A federal judge has foiled Bayer’s attempts to have a multi-plaintiff Essure lawsuit over debilitating injuries from the permanent birth control device tried at the federal level. The judge remanded the claim back to the state court where the three women originally filed the lawsuit.
Frankie Newsome, Kimberly Howell, and Stacey Varney originally filed the complaint in Kentucky’s Pike Circuit Court in March 2017. In all regards, the lawsuit meets the criteria set forth in the Superior Court’s Bristol-Myers Squibb Plavix jurisdiction decision. All three women were Kentucky residents at the time of the filing and alleged similar injuries due to Essure’s dangerously defective design. However, the manufacturer, Bayer, intervened and tried to manipulate the system to get a more favorable trial in federal court. Bayer quickly removed the case to the federal court system, citing federal question and diversity jurisdiction. But, the plaintiffs fought back against the transfer, demanding the case be remanded back to Kentucky state court.
In her April 23 order, District Judge Karen Caldwell of the Eastern District of Kentucky agreed with the plaintiffs’ objections. Judge Caldwell found that the Essure lawsuit did not raise any substantial issues of federal law and that the plaintiffs’ claims were non-diverse. Consequently, she concluded that the case clearly belongs in the state court system where the women originally filed.
Essure Lawsuit Allegations Against Pikeville Medical Center
In addition to claims against Bayer for product liability, the lawsuit also named Pikeville Medical Center as a defendant. All three women underwent procedures at the facility to implant Essure coils into their fallopian tubes to prevent pregnancy. Each of the plaintiffs included allegations that Pikeville Medical Center failed to warn them about the substantial risks associated with Essure sterilization. Furthermore, facility physicians did not use reasonable care during the implantation procedure.
Some of these claims occurred beyond Kentucky’s one-year statute of limitations window for medical malpractice. Consequently, Bayer latched onto these concerns to argue that the lawsuit improperly included the local medical facility. However, Judge Caldwell determined that the global healthcare behemoth had not met the necessary burden of proof for this argument. Since the FDA did not begin issuing health alerts regarding Essure’s significant risk factors until late 2016, Judge Caldwell reasoned that the plaintiffs could not have reasonably learned that Essure defects caused their injuries until then, extending the statute of limitations.
“[I]n this case, the defendants have only pointed to inferences arising from facts that are disputed by plaintiffs,” wrote Judge Caldwell. “As such, the defendants have not carried the burden of proving that the Kentucky statute of limitations prevents the plaintiffs from having a colorable basis of recovery under Kentucky law.”

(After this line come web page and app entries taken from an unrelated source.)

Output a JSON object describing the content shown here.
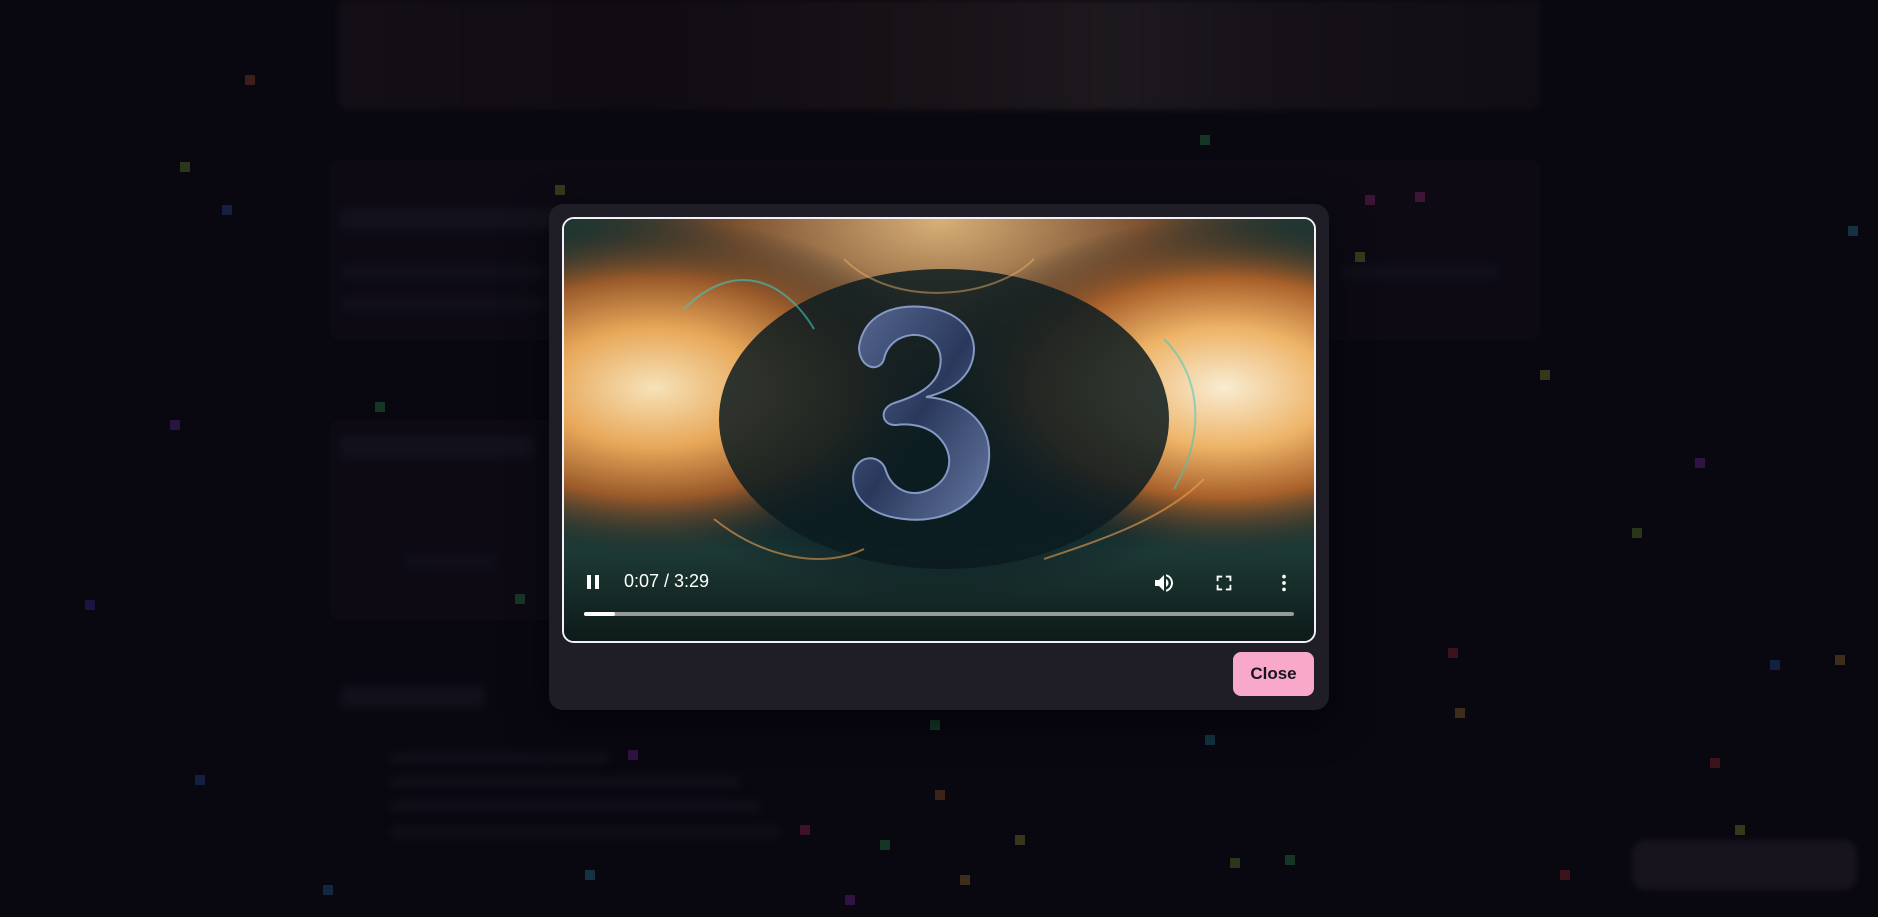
{
  "video_player": {
    "current_time": "0:07",
    "duration": "3:29",
    "time_display": "0:07 / 3:29",
    "progress_fraction": 0.043,
    "frame_content": "3",
    "state": "playing"
  },
  "modal": {
    "close_label": "Close"
  },
  "colors": {
    "close_button": "#f8a8c8",
    "modal_bg": "#1f1d25",
    "page_bg": "#0c0a13"
  },
  "icons": [
    "pause-icon",
    "volume-icon",
    "fullscreen-icon",
    "more-options-icon"
  ]
}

The Essure lawsuit joins a growing number of similar claims pending in federal and state courts across the country. While all these women raise similar allegations, this is one of the few claims that also includes medical providers.
Essure Lawsuit Filed Over Serious Risks
Conceptus originally designed Essure to provide permanent protection against pregnancy. However, hundreds of women’s lawsuits indicate that the device caused painful and debilitating injuries. Thousands more have also experienced painful, life-altering repercussions after the device migrated and perforated organs, as well as causing allergic reactions and other substantial complications.
The FDA first approved Essure for sale as a method of permanent birth control in 2002. Bayer acquired the device in 2013 for $1.1 billion when it bought the original manufacturer, Conceptus.
The device consists of two metal coils that are implanted into a woman’s fallopian tubes. The coils cause scar tissue to form, blocking sperm from entering to fertilize eggs – hypothetically. However, there have been a large number of ectopic and unwanted pregnancies, as well as still births, reported.
Essure Restrictions Take Toll on Sales
Due to the staggering number of injury reports, the FDA took action against the device in November 2016. The agency required Essure carry the agency’s strongest warning label. The black box warning lists severe potential adverse effects for the product. The FDA further mandated that patients fill out patient checklists, acknowledging they understand Essure’s considerable risks. The FDA also ordered Bayer to conduct a rigorous safety study. Since then, the FDA estimates that there has been a 70 percent decline in U.S. sales.
In September 2017, Bayer removed Essure from every market in the world except for the U.S. The company claimed that it based the decision on commercial reasons rather than the global outcry regarding the product’s safety. However, injured women are calling foul and claim the FDA should step in to remove the product from the U.S. market as well.
Earlier this month, the FDA restricted Essure sales and distribution amid these escalating safety concerns.
“The FDA is taking this step after becoming aware that some women were not being adequately informed of Essure’s risks before getting the device implanted, despite previous significant efforts to educate patients and doctors about the risks associated with this device,” the agency stated in its April 9 news release.
Bayer spent about $413 on the Essure litigation over the past year and faces substantially greater liability if the company continues to refuse to negotiate settlements.